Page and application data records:
==================================================

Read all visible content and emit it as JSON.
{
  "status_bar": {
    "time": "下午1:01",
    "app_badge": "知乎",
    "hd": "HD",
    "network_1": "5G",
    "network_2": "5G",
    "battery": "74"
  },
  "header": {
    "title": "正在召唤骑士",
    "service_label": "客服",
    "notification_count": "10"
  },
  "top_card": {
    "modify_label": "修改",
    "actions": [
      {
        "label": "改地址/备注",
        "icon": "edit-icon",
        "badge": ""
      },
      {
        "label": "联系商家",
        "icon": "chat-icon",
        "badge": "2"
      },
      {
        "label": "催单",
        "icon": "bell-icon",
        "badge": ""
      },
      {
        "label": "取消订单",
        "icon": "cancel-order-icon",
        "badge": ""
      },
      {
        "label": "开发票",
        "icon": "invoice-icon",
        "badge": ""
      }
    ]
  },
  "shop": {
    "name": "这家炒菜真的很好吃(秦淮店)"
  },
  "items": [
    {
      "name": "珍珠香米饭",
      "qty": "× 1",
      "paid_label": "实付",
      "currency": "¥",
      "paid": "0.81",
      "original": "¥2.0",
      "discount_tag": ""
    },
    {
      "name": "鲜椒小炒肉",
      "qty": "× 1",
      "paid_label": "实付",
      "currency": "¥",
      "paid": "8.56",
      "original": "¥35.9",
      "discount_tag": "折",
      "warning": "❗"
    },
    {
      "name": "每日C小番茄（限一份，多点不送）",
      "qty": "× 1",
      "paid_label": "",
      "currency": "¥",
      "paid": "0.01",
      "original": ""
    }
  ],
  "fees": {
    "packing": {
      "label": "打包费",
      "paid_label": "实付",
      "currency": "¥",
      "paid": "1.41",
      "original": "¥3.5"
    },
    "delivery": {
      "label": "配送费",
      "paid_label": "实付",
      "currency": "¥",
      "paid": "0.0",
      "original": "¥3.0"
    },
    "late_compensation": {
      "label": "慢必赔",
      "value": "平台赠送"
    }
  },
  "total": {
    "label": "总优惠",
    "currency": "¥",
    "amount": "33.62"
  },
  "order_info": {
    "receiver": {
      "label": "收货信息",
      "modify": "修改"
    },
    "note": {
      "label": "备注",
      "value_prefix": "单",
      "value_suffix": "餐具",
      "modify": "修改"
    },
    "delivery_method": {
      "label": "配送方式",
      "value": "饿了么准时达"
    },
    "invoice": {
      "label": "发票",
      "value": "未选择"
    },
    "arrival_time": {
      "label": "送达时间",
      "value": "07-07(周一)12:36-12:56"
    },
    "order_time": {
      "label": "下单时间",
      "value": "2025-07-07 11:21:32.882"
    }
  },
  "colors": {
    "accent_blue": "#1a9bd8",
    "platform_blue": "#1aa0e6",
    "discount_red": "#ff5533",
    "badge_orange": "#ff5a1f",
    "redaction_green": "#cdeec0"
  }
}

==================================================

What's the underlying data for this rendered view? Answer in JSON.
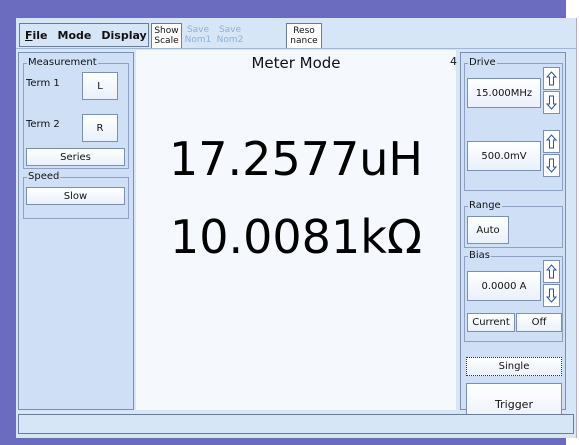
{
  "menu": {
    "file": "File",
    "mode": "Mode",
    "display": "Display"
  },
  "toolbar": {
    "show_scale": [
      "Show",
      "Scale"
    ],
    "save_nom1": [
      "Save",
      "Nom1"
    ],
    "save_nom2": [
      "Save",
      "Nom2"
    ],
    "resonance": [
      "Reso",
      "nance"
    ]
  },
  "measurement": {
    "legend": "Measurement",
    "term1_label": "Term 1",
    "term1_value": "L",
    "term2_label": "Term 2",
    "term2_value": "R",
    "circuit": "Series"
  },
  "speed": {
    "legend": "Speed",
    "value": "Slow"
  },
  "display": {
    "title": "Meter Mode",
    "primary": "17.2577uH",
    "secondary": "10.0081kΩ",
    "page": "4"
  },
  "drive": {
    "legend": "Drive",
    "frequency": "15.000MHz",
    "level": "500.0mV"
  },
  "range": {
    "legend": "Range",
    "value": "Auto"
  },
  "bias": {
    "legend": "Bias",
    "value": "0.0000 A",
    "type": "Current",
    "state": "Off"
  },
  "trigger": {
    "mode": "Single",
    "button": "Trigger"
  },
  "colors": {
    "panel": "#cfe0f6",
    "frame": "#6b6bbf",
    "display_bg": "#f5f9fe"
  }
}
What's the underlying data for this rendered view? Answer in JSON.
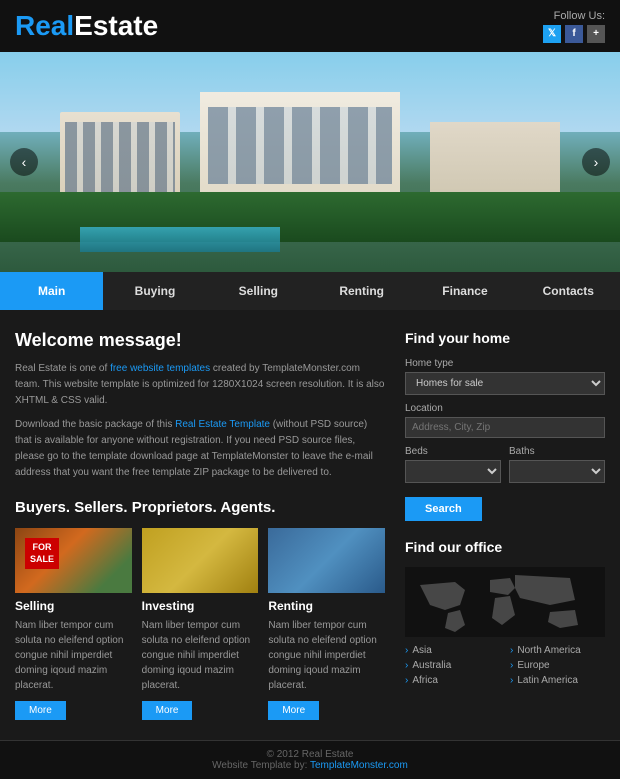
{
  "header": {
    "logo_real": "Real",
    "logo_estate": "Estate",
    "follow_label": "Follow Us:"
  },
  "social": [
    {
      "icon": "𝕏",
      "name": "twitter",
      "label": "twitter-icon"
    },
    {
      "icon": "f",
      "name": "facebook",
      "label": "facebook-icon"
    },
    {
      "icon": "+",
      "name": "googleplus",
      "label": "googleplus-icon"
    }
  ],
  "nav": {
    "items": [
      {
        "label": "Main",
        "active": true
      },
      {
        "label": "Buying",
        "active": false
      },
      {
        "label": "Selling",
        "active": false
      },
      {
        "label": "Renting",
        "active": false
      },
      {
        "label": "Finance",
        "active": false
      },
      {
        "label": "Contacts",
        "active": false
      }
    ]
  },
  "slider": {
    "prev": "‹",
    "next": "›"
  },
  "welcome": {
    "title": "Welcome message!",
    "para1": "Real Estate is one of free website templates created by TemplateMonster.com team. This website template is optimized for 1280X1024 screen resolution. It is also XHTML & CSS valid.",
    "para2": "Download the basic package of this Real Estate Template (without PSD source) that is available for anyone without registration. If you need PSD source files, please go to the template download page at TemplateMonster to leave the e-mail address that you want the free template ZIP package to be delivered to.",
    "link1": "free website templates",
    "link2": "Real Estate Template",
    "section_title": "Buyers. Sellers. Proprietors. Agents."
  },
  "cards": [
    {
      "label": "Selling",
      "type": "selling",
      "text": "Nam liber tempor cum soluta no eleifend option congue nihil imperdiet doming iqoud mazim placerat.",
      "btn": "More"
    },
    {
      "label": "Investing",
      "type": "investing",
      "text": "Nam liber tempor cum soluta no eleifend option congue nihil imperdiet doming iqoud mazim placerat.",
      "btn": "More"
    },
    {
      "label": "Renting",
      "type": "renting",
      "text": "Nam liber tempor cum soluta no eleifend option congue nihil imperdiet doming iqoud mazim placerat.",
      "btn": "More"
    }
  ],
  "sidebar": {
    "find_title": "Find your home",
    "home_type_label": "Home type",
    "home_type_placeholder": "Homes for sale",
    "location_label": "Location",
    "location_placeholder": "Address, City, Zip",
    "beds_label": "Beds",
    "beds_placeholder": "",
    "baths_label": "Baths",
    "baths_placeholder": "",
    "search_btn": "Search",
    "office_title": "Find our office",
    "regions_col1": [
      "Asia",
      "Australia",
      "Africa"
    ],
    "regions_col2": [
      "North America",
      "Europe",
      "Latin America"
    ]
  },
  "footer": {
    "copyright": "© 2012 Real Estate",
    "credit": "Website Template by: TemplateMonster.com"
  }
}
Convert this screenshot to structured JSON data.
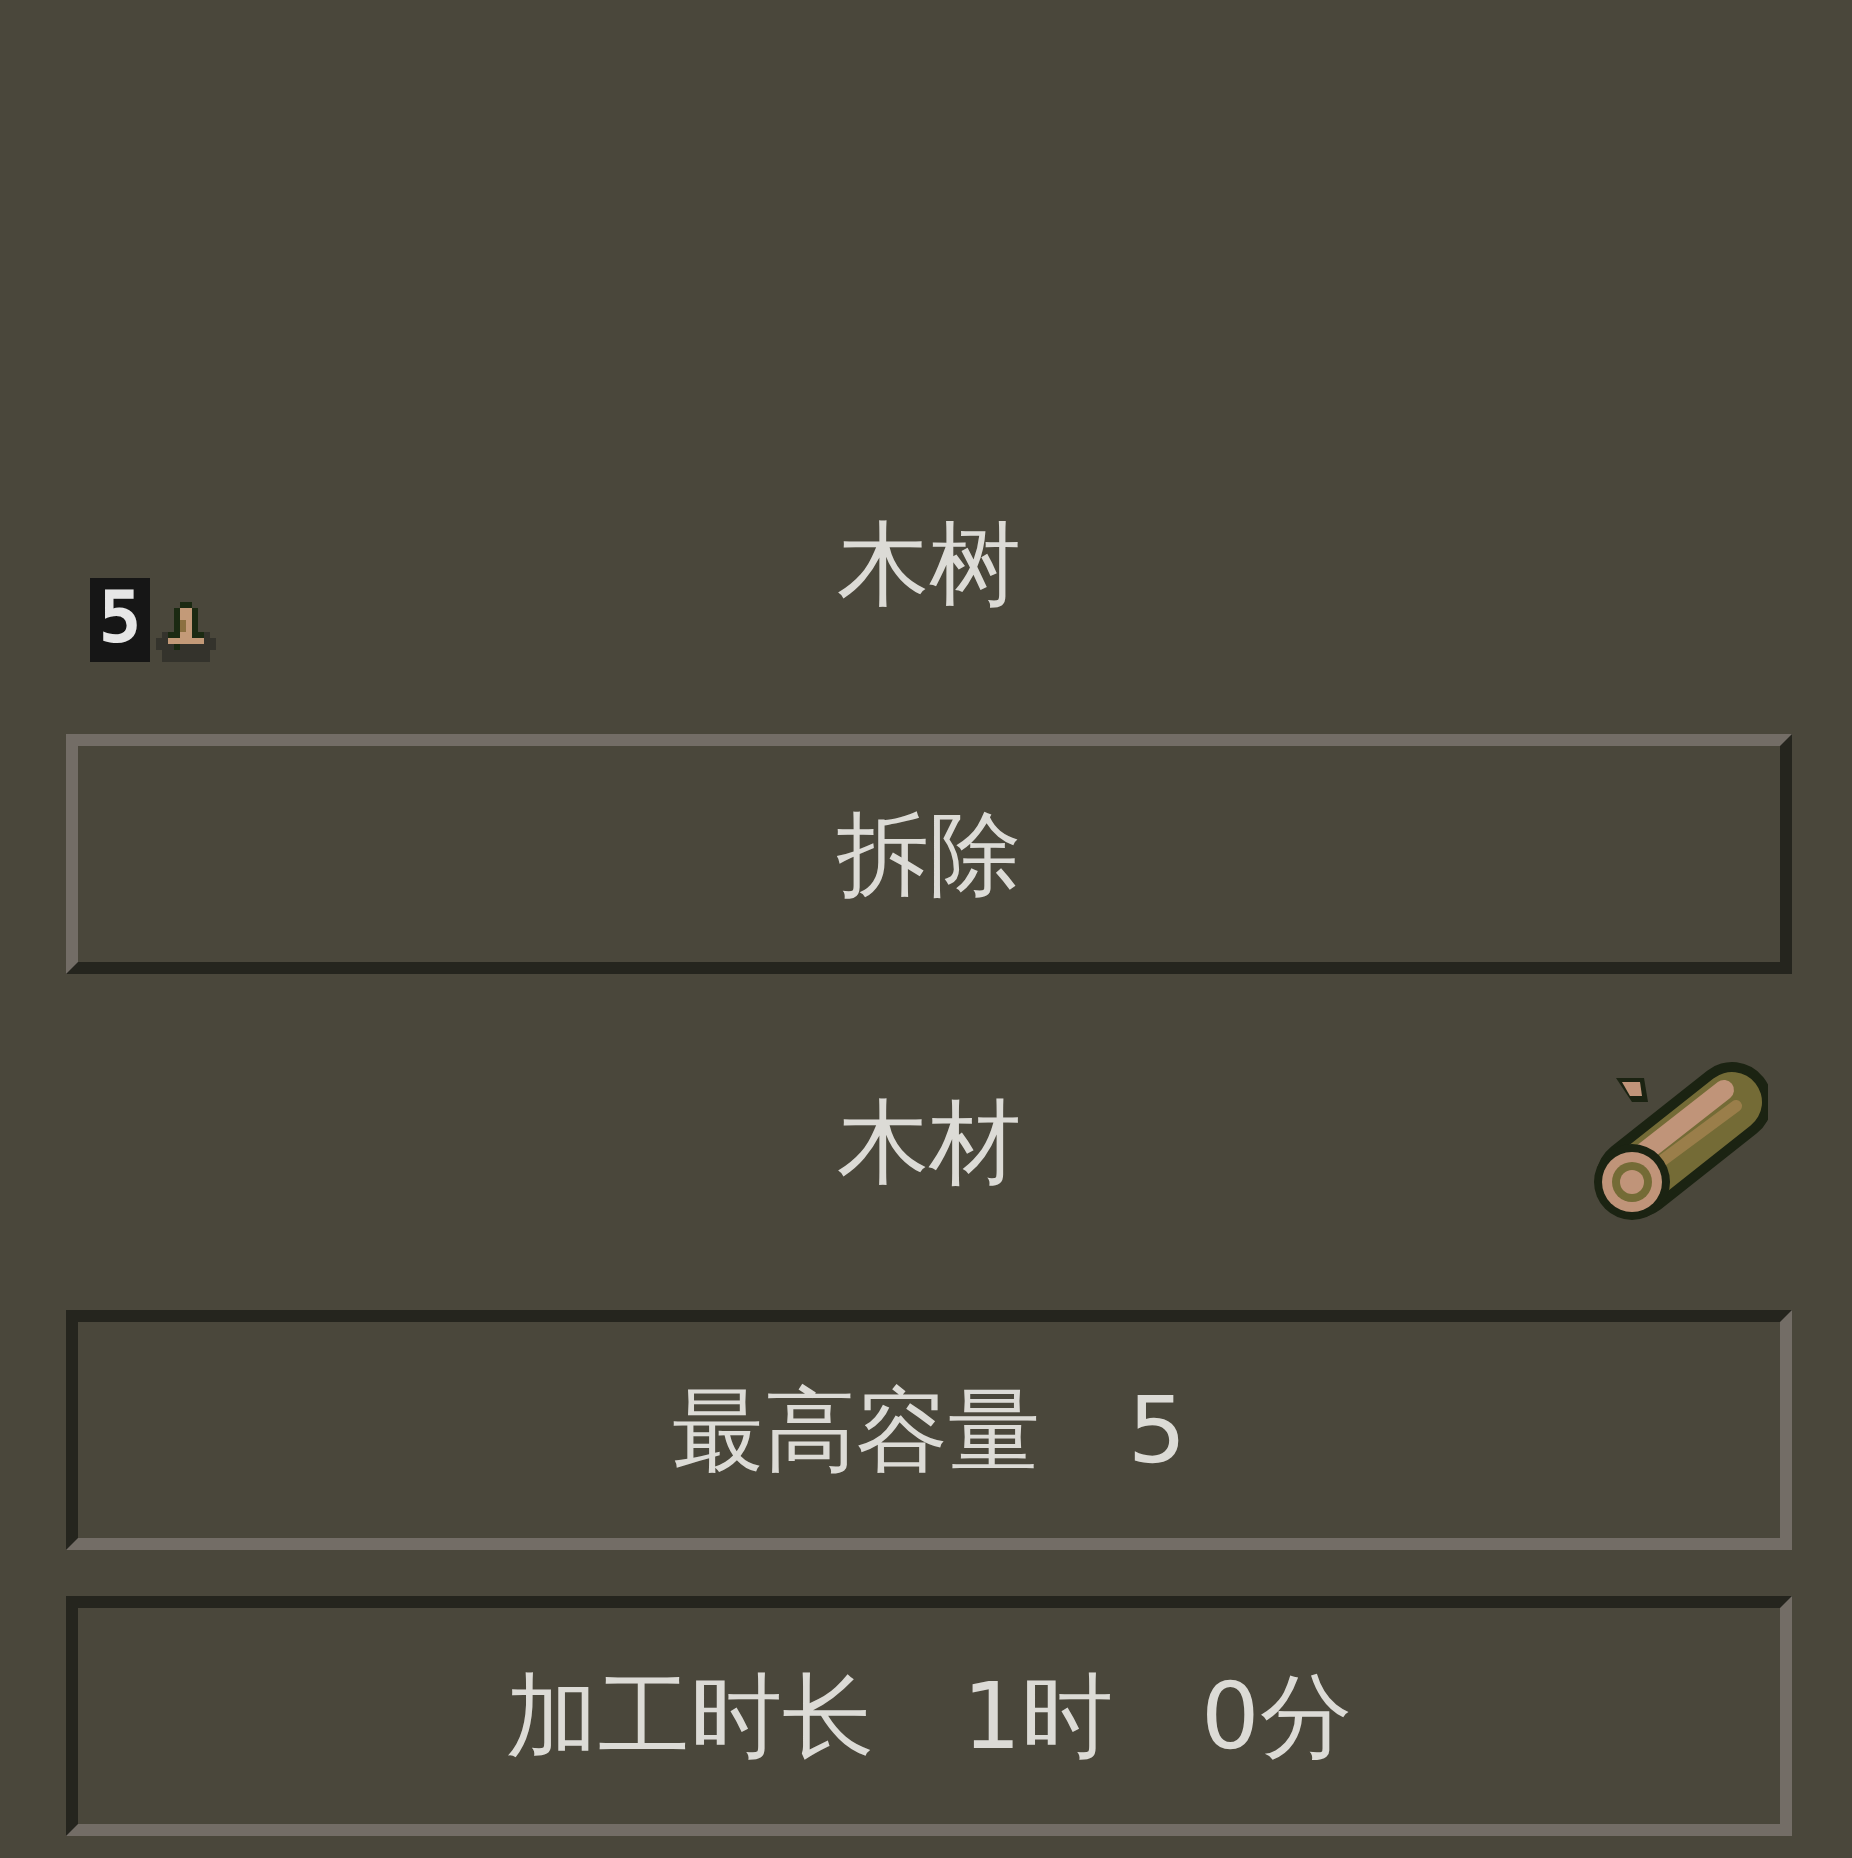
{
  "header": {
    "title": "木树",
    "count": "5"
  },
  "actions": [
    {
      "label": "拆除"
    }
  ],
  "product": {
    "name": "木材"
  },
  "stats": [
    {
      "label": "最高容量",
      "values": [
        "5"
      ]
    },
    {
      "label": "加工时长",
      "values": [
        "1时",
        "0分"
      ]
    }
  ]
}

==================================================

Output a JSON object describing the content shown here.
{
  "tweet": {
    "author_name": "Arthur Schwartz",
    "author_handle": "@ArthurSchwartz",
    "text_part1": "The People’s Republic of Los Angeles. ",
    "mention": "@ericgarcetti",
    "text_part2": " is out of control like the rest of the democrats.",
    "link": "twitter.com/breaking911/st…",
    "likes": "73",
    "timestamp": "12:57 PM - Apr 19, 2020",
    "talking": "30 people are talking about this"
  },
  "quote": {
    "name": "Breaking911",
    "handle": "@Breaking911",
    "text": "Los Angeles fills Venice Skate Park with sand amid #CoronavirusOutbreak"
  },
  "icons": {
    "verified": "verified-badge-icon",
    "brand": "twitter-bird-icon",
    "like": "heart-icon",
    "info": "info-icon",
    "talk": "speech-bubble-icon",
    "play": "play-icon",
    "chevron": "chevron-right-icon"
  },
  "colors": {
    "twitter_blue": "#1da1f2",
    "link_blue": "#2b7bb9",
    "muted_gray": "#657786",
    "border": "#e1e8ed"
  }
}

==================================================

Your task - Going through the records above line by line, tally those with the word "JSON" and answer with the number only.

Answer for this exercise - 5